### PROBLEM TO SOLVE
Every line below that has the word "this" counts once; report how many lines that makes, with no other words.

Stored records

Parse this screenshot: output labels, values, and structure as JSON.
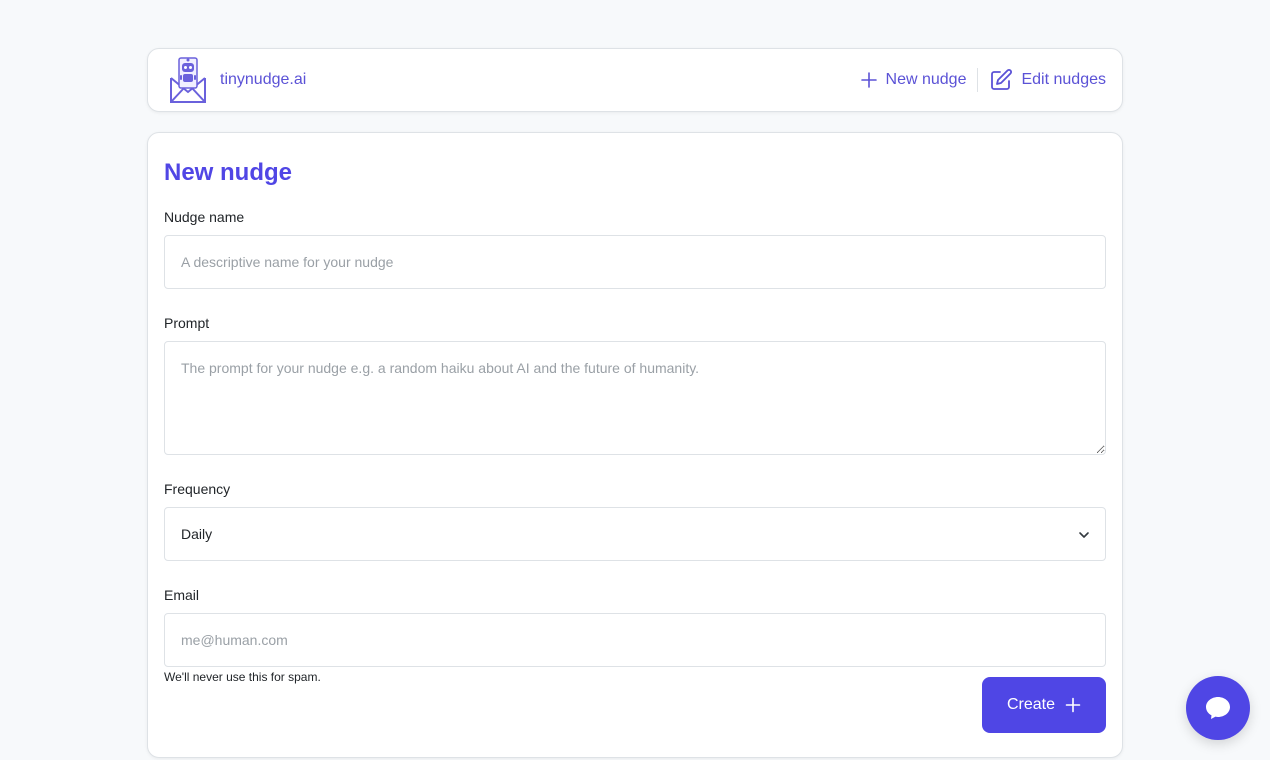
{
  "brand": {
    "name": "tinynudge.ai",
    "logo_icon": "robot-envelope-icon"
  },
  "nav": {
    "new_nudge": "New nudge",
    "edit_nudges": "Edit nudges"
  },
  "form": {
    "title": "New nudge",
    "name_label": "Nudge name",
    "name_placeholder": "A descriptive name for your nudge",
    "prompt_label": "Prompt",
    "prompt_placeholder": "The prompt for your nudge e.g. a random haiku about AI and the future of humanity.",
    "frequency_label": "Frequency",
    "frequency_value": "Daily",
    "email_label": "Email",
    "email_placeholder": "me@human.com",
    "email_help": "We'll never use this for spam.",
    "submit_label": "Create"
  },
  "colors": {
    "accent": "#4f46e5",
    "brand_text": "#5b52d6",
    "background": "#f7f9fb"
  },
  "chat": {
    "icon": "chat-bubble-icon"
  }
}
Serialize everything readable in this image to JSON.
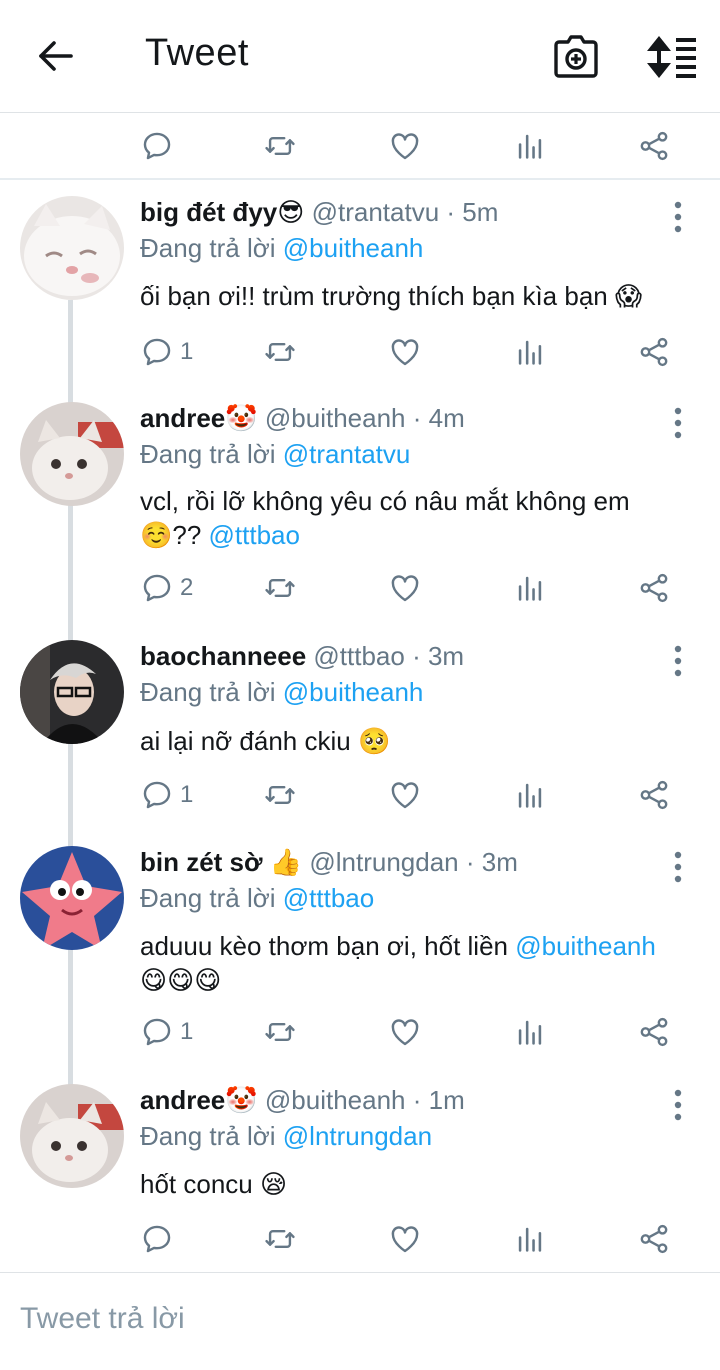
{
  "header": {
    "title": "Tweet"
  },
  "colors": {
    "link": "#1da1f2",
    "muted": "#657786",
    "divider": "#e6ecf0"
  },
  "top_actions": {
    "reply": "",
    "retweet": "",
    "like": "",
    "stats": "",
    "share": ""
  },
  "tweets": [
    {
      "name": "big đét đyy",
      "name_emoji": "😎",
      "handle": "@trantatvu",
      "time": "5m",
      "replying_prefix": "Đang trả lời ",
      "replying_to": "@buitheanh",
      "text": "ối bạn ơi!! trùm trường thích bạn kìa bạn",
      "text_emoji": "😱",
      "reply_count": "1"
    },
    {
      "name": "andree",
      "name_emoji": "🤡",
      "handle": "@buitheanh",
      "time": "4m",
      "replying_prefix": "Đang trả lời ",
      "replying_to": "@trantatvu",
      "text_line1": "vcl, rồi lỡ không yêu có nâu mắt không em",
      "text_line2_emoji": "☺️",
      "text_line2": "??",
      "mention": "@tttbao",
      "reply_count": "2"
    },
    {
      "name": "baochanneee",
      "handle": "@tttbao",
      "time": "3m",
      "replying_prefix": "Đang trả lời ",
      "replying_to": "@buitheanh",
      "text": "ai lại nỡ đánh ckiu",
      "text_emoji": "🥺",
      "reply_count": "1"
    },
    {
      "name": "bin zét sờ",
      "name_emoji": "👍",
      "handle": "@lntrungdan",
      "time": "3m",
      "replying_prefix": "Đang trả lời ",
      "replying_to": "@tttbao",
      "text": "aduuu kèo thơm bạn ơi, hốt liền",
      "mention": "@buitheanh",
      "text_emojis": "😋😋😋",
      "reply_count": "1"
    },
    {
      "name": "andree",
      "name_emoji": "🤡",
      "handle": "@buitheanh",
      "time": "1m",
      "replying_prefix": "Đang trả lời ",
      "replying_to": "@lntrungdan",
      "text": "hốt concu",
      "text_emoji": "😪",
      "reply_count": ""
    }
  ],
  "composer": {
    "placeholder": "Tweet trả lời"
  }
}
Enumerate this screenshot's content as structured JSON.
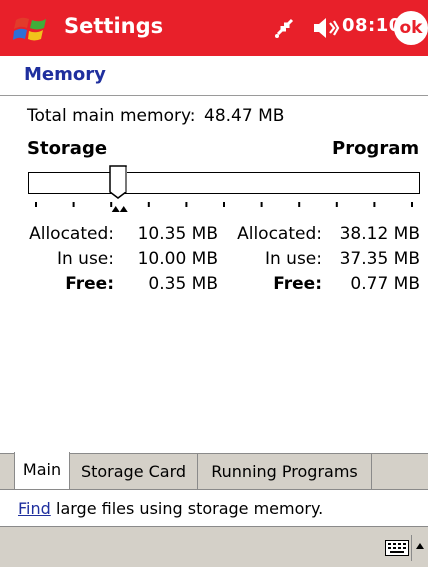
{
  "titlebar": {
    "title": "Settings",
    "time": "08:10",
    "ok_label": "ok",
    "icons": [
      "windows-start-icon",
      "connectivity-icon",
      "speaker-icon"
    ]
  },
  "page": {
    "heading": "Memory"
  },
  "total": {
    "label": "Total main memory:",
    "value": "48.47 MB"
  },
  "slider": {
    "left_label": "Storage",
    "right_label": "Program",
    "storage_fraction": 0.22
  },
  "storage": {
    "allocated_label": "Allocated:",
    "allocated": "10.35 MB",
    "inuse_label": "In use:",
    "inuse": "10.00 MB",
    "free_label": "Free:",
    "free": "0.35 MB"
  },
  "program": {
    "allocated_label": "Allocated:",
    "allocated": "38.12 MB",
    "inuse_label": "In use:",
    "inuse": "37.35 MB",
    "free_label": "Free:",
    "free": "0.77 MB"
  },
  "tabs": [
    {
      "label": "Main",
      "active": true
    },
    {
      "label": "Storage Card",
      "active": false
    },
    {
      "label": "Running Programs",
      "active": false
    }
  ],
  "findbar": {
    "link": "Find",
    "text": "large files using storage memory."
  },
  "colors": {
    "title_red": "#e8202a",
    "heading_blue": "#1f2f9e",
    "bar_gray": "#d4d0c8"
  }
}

### OUTPUT BELOW
4